First published in the Mirror Newspaper Friday December 8, 1995 – The St. Lucia School of Ballet has contributed to the cultural fabric of this country for the past 15 years. Are the attitudes of the community opening up to accept the enrichment? “They have suddenly revealed how starved they were … children are just blossoming… There was a starvation. They’re responding so positively. They didn’t realize that this could ever exist for them”.
Traditionally, one gets the impression that ballet dancing belongs to a certain class. Not so in St. Lucia. The St. Lucia School of Ballet caters to a wide cross section of children, because “dancing is for everybody. Dance is for the world”.
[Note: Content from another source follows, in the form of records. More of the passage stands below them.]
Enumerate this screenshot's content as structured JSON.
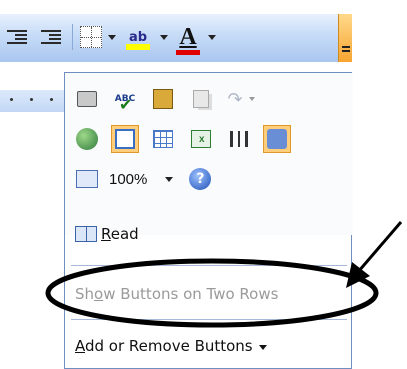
{
  "toolbar": {
    "buttons": [
      {
        "icon": "decrease-indent-icon"
      },
      {
        "icon": "increase-indent-icon"
      },
      {
        "icon": "borders-icon"
      },
      {
        "icon": "highlight-icon",
        "text": "ab"
      },
      {
        "icon": "font-color-icon",
        "text": "A"
      },
      {
        "icon": "toolbar-options-icon"
      }
    ],
    "colors": {
      "highlight": "#ffff00",
      "font_color": "#e00000",
      "toolbar_options": "#f7a531"
    }
  },
  "menu": {
    "icon_rows": [
      [
        "print-preview-icon",
        "spelling-grammar-icon",
        "research-icon",
        "copy-icon",
        "redo-icon"
      ],
      [
        "web-toolbar-icon",
        "tables-borders-icon",
        "insert-table-icon",
        "insert-excel-icon",
        "columns-icon",
        "drawing-icon"
      ],
      [
        "zoom-icon",
        "help-icon"
      ]
    ],
    "spell_icon_text": "ABC",
    "zoom": {
      "value": "100%"
    },
    "read": {
      "accel": "R",
      "rest": "ead"
    },
    "show_buttons": {
      "pre": "Sh",
      "accel": "o",
      "post": "w Buttons on Two Rows",
      "state": "disabled"
    },
    "add_remove": {
      "accel": "A",
      "rest": "dd or Remove Buttons"
    }
  }
}
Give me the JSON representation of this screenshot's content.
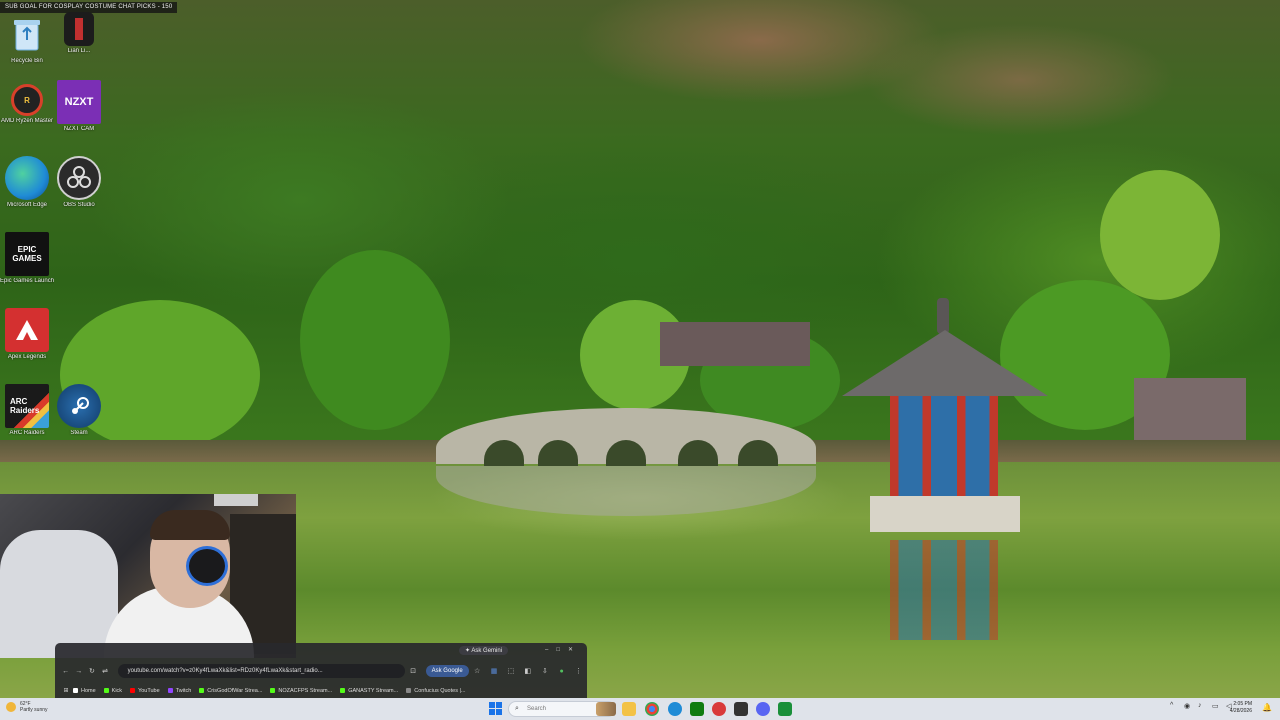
{
  "banner": {
    "text": "SUB GOAL FOR COSPLAY COSTUME CHAT PICKS - 150"
  },
  "desktop_icons": [
    {
      "label": "Recycle Bin",
      "icon": "recycle-bin-icon",
      "color": "#6fb0e0"
    },
    {
      "label": "Lian Li...",
      "icon": "lian-li-icon",
      "color": "#1c1c1c"
    },
    {
      "label": "AMD Ryzen Master",
      "icon": "amd-ryzen-master-icon",
      "color": "#222222"
    },
    {
      "label": "NZXT CAM",
      "icon": "nzxt-cam-icon",
      "color": "#7b2fb5",
      "text": "NZXT"
    },
    {
      "label": "Microsoft Edge",
      "icon": "edge-icon",
      "color": "#1f8bd6"
    },
    {
      "label": "OBS Studio",
      "icon": "obs-studio-icon",
      "color": "#2b2b2b"
    },
    {
      "label": "Epic Games Launcher",
      "icon": "epic-games-icon",
      "color": "#111111",
      "text": "EPIC GAMES"
    },
    {
      "label": "Apex Legends",
      "icon": "apex-legends-icon",
      "color": "#d43030"
    },
    {
      "label": "ARC Raiders",
      "icon": "arc-raiders-icon",
      "color": "#1a1a1a",
      "text": "ARC Raiders"
    },
    {
      "label": "Steam",
      "icon": "steam-icon",
      "color": "#1b4f8a"
    }
  ],
  "browser": {
    "ask_gemini": "Ask Gemini",
    "url": "youtube.com/watch?v=z0Ky4fLwaXk&list=RDz0Ky4fLwaXk&start_radio...",
    "ask_google": "Ask Google",
    "bookmarks": [
      {
        "label": "Home",
        "color": "#ffffff"
      },
      {
        "label": "Kick",
        "color": "#53fc18"
      },
      {
        "label": "YouTube",
        "color": "#ff0000"
      },
      {
        "label": "Twitch",
        "color": "#9146ff"
      },
      {
        "label": "CrisGodOfWar Strea...",
        "color": "#53fc18"
      },
      {
        "label": "NOZACFPS Stream...",
        "color": "#53fc18"
      },
      {
        "label": "GANASTY Stream...",
        "color": "#53fc18"
      },
      {
        "label": "Confucius Quotes |...",
        "color": "#888888"
      }
    ]
  },
  "taskbar": {
    "weather_temp": "62°F",
    "weather_desc": "Partly sunny",
    "search_placeholder": "Search",
    "time": "2:05 PM",
    "date": "4/28/2026",
    "apps": [
      {
        "name": "file-explorer-icon",
        "color": "#f3c246"
      },
      {
        "name": "terminal-icon",
        "color": "#2b2b2b"
      },
      {
        "name": "chrome-icon",
        "color": "#4285f4"
      },
      {
        "name": "edge-taskbar-icon",
        "color": "#1f8bd6"
      },
      {
        "name": "xbox-icon",
        "color": "#107c10"
      },
      {
        "name": "streamerbot-icon",
        "color": "#d93a3a"
      },
      {
        "name": "obs-taskbar-icon",
        "color": "#333333"
      },
      {
        "name": "discord-icon",
        "color": "#5865f2"
      },
      {
        "name": "app-green-icon",
        "color": "#1a8f3a"
      }
    ]
  }
}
Recently the Ballet School staged a major production involving all the students currently enrolled at the school. The production He Came, He Saw, He Conquered was a tremendous challenge. What was going on in the producer’s head up to the time of production? “I realised it has to be a biblical story that could utilize all the children of all the different levels; that was the idea – a biblical story that would demonstrate the power of the God we serve”. So why biblical? Theresa Collymore sits back and takes a moment to think. “Oh yes, this is my offering to the Lord. All the big productions involving the whole cast are this way”.
The concept was a big one. To take the audience back to Moses, the baby, and his release on the River Nile, to his conversion and ultimate confrontation with Pharaoh. The audience was riveted as the seven plagues came and went; as the Staff was turned to the serpent, as the waters turned to blood, as death stalked the land. And the audiences walked with Moses as the people walked over into the Promised Land! Breathe! Breathe Again!
People’s reactions? “Tremendous. Wonderful. Excellent. People were emotionally moved. People came back stage. Tears”.
So how did the bush burn? “The Burning bush came one day – I was on my bed; burning bush – right; got a picture. Flashes in my mind. Burning bush must be bodies; flames must be real bodies”. And there they were. Grade 5 students, flitting and fluttering as the wind blew, and burn they did.
But what about the frogs? Weren’t there frogs in the original biblical story? Did Theresa Collymore get what she wanted from the frogs? “Innocence – what innocence can do. They are so not inhibited. It’s amazing how they have such natural freedom to express themselves…”
A production of this magnitude would have its problems. Coordinating the total piece would have to take time, energy, patience, more time, more energy, more patience and love. “My class rehearsals, are very intense. When it comes to rehearsals, very intensive. I just do what I can. They have to know their cues and not have this constant supervision… and there was Ty Asha … and Michelle helps”.
In spite of the rush, of this moment of success, there is still an underlying sadness in Theresa. “We still feel alienated. From Government. They help us in a small way. The Department of Culture alienates us more than other sections of Government”. And it is even more depressing, she opines, that the Bolshol Travelling Dance Company would arrive in St. Lucia, and that the St. Lucia School of Ballet would be denied the golden opportunity of seeing them perform.
And from here? “To build our school at Tapion. I love it. I’ll never give it up. Jesus is Lord; He’s my strength and without him I wouldn’t be able to cope, because there are a lot of pressures from all directions, but I have him and…so all is well with my soul”.
So we in the audience will hold our breath, again, and wait for the second coming. Congratulations to the St. Lucia School of Ballet. Well done job!
2017 UPDATE: Where are they now? We have not been able to ascertain that. But we keep trying, especially since 2017 has been an explosive year for the arts in Saint Lucia, with many notable highlights. We lost The Honourable Sir Derek Walcott.
We lost his childhood home which, in 2016, had been designated a national treasure, a mini-museum, and was part of a larger redevelopment and rehabilitation project. That got shot to hell.
And to add insult to injury, the latest discussion involves the closure of the National Cultural Centre, or at least the movement of said National Cultural Centre away from its only home on Barnards’s Hill to an undisclosed location. Radio Saint Lucia, dubbed the “Nation’s Station” for over 40 years, is set to follow suite. The good news is that it won’t be moved, it will be transformed into another entity. We wait with bated breath for updates on this new entity.
All of this comes long after after the death of the revered Harold Simmons, described as “friendly, garrulous, versatile, always a joy to be with. Most of all, he stayed in St. Lucia throughout his tragic life to fight colonial philistinism while others left. He spurned the ‘pleasures of exile’ to embrace the thankless task of bringing culture to the anarchy of a narrow-minded society that gave him back little but neglect and contempt. The new West Indian society of the future – which this book only implicitly describes – will, let us hope, one day pay him his full reward”.
This new West Indian society of the future is no where in sight. It is certainly not the Saint Lucia we live in in 2017, which is in no way ready to reward any artist. Harold Simmons died in 1966, before I was born.